Jeremy Hobson: The mortgage bankers assocation said this morning that applications for mortgages dropped last week despite an average interest rate of 4.5 percent for a standard home loan. One of the hurdles to buying a house these days is a 20 percent minimum down payment. And today a group of lawmakers will say that hurdle is too high.
Marketplace's John Dimsdale reports.
John Dimsdale: At 20 percent, the buyer of an average-priced home would have to bring $40,000 cash to closing.
Barry Zigas with the Consumer Federation of America says that puts home ownership out of reach.
Barry Zigas: The proposed regulation would consign an entire class of renters today to being renters for a very long time.
But regulators say no or low down payments are why many home buyers now owe more than their property is worth.
Peter Wallison at the American Enterprise Institute says home buyers need to put more skin in the game.
Peter Wallison: When a home buyer puts more money into the home in the form of a down payment, the home buyer has made a commitment to the home and is likely to stay with that commitment.
The consumer federation's Barry Zigas says borrowers shouldn't suffer for the sins of banks.
Zigas: We think the current crisis was caused by the complete abandonment of responsible underwriting principles.
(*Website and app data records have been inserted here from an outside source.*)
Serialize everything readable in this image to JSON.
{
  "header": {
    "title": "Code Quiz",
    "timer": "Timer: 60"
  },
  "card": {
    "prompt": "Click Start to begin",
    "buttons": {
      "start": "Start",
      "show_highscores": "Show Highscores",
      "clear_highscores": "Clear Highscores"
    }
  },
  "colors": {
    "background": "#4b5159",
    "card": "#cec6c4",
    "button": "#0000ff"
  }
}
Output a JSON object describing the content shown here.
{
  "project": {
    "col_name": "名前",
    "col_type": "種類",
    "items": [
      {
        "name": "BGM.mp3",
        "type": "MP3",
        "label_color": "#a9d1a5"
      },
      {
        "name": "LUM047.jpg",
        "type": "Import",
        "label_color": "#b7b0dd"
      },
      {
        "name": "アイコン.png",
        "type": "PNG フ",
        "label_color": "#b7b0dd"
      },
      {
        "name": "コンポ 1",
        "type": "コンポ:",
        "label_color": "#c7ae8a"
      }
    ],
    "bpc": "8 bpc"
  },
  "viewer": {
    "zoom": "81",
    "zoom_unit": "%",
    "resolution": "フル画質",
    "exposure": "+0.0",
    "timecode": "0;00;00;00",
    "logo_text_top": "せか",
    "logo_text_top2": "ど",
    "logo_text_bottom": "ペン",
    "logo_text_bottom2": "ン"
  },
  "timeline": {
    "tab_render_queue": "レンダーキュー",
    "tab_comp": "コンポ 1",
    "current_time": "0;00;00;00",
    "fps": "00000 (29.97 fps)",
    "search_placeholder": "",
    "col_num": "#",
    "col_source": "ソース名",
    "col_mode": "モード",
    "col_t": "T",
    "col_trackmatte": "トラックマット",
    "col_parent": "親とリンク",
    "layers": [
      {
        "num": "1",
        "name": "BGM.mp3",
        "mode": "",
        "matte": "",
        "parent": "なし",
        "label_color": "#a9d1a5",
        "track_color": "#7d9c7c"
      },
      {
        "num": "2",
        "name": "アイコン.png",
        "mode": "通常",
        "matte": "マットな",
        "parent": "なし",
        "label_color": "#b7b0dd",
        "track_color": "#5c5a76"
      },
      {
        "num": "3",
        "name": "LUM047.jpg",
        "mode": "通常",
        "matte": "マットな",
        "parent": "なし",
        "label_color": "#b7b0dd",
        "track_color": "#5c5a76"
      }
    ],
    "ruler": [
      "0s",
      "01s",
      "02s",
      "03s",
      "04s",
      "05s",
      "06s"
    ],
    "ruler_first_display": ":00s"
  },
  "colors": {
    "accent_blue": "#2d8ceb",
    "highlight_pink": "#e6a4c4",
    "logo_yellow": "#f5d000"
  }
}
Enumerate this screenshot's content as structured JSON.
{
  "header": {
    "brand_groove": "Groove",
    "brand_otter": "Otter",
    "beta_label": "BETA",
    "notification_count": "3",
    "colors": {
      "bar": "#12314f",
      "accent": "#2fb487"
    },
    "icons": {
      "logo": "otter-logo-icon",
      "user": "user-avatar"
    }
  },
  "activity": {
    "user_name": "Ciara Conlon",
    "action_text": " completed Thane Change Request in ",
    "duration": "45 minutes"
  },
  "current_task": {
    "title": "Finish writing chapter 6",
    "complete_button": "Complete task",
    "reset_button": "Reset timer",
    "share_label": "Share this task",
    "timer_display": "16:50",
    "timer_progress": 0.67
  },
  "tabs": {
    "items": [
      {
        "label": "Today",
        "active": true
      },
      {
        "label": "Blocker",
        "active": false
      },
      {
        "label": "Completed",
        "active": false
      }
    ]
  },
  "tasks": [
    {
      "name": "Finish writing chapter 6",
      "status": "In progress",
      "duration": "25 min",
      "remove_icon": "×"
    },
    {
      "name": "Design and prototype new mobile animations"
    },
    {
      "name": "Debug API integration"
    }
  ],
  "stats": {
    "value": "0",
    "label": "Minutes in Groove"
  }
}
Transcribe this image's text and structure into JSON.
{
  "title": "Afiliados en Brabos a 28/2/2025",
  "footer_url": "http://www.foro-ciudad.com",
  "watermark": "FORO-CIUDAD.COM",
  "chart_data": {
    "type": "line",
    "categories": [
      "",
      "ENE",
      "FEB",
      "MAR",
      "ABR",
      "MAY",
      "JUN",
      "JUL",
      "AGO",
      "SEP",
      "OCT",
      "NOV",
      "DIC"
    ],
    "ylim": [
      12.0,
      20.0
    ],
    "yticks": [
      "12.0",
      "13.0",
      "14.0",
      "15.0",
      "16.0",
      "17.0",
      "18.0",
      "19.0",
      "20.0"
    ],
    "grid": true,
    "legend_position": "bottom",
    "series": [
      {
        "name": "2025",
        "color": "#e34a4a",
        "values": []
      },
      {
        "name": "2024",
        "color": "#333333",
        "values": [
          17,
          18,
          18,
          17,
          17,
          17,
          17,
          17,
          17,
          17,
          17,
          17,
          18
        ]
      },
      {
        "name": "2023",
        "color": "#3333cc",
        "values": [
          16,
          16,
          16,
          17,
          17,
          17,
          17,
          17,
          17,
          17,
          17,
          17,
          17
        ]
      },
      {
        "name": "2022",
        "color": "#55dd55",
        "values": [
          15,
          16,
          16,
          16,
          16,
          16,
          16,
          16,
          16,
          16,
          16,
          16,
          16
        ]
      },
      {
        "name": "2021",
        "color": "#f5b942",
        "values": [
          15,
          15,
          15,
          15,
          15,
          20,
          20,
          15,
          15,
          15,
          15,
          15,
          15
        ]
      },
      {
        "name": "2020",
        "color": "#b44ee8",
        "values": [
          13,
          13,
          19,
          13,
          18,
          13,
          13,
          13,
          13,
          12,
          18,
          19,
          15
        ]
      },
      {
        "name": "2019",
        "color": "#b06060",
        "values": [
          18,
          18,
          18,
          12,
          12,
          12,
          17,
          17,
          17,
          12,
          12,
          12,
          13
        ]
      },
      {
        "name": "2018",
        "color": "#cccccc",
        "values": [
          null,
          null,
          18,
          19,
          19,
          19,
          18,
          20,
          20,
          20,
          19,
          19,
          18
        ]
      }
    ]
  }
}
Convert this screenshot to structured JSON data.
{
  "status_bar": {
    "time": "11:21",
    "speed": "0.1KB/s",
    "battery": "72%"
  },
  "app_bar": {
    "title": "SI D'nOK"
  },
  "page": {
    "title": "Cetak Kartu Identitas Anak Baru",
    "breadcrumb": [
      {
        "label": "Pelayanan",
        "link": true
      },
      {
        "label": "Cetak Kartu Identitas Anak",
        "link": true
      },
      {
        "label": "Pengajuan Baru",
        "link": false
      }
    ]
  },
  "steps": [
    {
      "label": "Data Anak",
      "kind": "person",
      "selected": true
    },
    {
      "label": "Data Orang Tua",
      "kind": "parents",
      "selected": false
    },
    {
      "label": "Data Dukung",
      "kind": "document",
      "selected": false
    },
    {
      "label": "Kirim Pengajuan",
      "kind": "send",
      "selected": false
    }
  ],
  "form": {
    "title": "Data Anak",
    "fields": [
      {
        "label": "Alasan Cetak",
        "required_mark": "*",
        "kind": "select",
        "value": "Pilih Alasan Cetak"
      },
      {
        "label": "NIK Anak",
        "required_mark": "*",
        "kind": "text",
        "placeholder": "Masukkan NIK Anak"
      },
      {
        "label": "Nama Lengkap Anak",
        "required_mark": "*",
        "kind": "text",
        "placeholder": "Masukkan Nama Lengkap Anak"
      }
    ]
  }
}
Consumer groups say strengthen lending standards, but leave minimum down payments alone.
In Washington, I'm John Dimsdale for Marketplace.